▶ [Aim of the exercise] For the data that follows, report how many lines include the string "circle", and write the number alone.

[Stored records]

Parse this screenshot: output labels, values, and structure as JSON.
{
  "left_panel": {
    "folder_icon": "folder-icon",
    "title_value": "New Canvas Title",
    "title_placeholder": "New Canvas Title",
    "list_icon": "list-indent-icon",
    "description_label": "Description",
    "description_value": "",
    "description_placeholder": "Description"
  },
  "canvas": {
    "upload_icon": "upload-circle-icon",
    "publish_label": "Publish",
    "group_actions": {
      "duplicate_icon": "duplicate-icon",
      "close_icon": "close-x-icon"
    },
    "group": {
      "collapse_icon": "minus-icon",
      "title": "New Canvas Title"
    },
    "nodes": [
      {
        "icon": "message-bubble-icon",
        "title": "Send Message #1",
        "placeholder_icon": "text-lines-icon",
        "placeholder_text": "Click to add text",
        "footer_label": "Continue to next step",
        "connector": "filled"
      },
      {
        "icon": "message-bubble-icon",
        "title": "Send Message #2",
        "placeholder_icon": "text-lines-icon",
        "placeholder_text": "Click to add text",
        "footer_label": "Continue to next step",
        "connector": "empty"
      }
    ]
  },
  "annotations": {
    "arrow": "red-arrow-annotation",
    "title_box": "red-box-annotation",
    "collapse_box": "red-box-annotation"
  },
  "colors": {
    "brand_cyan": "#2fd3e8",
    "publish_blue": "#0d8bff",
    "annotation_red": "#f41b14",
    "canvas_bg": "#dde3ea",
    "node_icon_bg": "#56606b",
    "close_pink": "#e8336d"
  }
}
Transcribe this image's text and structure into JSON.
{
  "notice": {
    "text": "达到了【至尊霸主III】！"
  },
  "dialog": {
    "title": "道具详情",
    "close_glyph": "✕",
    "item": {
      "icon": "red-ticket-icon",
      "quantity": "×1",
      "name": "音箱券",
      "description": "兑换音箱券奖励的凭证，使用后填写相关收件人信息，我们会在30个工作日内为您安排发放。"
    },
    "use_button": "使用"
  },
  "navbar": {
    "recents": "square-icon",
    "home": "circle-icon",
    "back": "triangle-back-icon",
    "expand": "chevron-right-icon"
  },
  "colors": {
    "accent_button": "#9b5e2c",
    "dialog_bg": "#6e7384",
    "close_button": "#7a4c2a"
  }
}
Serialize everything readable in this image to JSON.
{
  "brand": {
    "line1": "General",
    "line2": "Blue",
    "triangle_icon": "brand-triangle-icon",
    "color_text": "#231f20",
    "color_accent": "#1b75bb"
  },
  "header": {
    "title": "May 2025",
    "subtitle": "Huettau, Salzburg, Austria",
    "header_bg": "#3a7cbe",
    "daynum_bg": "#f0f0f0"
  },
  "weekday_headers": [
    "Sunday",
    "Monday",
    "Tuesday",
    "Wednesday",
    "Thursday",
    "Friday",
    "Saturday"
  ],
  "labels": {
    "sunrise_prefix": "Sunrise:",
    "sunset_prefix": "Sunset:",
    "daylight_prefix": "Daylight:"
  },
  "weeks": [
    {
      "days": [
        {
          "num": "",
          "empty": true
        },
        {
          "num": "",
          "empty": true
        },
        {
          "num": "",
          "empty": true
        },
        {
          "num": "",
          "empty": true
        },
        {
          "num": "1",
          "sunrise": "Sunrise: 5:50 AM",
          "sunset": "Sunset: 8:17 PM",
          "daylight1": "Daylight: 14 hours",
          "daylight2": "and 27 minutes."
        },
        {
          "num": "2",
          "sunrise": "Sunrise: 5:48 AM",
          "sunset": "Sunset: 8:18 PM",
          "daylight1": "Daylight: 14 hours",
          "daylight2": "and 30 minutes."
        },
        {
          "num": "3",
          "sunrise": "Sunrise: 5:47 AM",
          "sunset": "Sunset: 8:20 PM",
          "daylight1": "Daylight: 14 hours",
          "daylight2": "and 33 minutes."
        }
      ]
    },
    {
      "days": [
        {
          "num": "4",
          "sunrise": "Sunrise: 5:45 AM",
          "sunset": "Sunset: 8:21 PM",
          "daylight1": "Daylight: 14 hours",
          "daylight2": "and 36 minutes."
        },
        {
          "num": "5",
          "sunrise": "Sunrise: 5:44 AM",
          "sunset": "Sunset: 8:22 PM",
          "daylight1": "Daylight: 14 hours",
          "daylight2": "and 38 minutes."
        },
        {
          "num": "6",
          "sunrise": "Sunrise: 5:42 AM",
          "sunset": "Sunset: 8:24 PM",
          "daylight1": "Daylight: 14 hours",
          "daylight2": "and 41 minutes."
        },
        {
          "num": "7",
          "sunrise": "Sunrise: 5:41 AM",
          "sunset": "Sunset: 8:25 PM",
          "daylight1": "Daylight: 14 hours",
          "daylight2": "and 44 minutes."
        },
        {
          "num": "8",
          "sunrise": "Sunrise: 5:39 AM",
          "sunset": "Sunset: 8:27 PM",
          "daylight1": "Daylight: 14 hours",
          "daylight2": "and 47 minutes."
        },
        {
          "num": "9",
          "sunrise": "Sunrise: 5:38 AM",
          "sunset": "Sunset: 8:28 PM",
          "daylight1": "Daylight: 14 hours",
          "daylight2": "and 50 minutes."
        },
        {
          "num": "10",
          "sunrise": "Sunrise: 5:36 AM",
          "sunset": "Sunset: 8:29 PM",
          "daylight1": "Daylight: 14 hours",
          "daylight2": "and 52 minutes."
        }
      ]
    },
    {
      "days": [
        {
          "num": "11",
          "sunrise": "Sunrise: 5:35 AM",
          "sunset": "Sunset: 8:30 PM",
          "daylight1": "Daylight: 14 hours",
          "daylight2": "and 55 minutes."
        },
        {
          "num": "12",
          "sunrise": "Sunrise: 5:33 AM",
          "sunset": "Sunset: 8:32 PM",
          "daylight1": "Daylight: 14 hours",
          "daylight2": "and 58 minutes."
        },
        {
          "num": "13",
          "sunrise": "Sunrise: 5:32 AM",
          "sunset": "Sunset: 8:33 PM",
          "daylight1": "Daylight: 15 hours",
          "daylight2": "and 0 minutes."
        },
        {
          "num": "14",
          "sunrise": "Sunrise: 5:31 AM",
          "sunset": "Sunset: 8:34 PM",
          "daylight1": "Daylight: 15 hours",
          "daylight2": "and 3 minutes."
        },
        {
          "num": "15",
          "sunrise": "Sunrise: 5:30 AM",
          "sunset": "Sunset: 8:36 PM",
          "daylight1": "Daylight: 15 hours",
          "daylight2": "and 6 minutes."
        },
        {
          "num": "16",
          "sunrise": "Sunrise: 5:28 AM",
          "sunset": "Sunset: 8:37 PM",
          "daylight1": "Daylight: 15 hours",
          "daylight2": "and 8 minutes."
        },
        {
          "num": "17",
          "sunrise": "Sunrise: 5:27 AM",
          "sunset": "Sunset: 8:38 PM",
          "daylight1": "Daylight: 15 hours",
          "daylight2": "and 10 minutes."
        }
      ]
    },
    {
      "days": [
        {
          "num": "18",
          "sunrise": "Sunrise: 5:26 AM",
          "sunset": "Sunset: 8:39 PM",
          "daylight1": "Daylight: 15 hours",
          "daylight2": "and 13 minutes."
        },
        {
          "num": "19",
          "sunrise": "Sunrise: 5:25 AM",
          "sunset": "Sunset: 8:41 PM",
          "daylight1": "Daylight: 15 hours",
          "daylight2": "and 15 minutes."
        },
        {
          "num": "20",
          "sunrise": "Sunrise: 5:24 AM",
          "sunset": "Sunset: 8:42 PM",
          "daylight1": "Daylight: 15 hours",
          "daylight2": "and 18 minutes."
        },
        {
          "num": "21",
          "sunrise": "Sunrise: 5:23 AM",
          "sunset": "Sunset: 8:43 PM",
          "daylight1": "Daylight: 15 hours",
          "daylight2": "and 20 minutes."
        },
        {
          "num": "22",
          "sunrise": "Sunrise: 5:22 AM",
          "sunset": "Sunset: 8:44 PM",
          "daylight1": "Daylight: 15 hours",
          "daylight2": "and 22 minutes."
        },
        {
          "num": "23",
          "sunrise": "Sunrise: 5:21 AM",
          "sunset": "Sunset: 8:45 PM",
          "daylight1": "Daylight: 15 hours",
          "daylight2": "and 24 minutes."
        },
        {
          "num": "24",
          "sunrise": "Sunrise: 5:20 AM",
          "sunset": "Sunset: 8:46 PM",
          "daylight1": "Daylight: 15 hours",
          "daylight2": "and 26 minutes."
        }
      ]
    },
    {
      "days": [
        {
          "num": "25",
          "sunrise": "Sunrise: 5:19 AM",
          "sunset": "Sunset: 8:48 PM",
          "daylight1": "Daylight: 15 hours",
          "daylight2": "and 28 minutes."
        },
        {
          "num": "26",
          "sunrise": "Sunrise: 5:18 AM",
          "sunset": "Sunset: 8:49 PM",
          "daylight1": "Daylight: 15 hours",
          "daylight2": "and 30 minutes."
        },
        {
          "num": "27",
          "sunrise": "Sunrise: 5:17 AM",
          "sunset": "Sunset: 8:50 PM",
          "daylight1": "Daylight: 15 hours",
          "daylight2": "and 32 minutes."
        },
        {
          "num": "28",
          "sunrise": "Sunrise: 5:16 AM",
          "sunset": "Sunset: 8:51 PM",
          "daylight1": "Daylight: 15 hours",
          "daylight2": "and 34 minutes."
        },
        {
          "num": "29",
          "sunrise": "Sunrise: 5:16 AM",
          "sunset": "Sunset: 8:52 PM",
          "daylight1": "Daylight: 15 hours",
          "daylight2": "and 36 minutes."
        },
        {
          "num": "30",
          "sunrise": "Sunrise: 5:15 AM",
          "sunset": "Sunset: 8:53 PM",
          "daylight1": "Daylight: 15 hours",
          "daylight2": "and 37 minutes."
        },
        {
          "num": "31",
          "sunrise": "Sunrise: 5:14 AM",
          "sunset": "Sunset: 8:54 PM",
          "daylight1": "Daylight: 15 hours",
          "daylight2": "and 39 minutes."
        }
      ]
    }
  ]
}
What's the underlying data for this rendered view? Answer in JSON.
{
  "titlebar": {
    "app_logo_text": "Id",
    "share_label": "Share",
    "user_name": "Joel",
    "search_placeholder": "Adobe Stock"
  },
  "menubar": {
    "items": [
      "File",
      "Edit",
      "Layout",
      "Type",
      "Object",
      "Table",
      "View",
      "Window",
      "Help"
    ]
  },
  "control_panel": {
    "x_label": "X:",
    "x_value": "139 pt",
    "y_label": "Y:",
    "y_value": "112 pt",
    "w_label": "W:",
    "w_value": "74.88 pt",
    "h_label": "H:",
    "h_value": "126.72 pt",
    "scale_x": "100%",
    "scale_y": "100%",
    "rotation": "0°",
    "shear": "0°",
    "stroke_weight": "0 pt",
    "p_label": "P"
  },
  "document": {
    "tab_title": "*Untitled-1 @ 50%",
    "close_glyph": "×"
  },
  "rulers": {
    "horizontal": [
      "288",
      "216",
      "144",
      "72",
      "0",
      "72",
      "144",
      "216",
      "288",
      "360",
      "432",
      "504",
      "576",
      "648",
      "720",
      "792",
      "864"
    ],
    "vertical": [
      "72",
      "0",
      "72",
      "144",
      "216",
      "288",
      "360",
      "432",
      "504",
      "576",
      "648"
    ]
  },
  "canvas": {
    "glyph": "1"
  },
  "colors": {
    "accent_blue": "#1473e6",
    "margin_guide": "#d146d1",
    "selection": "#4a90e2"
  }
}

▶ [Result below] 2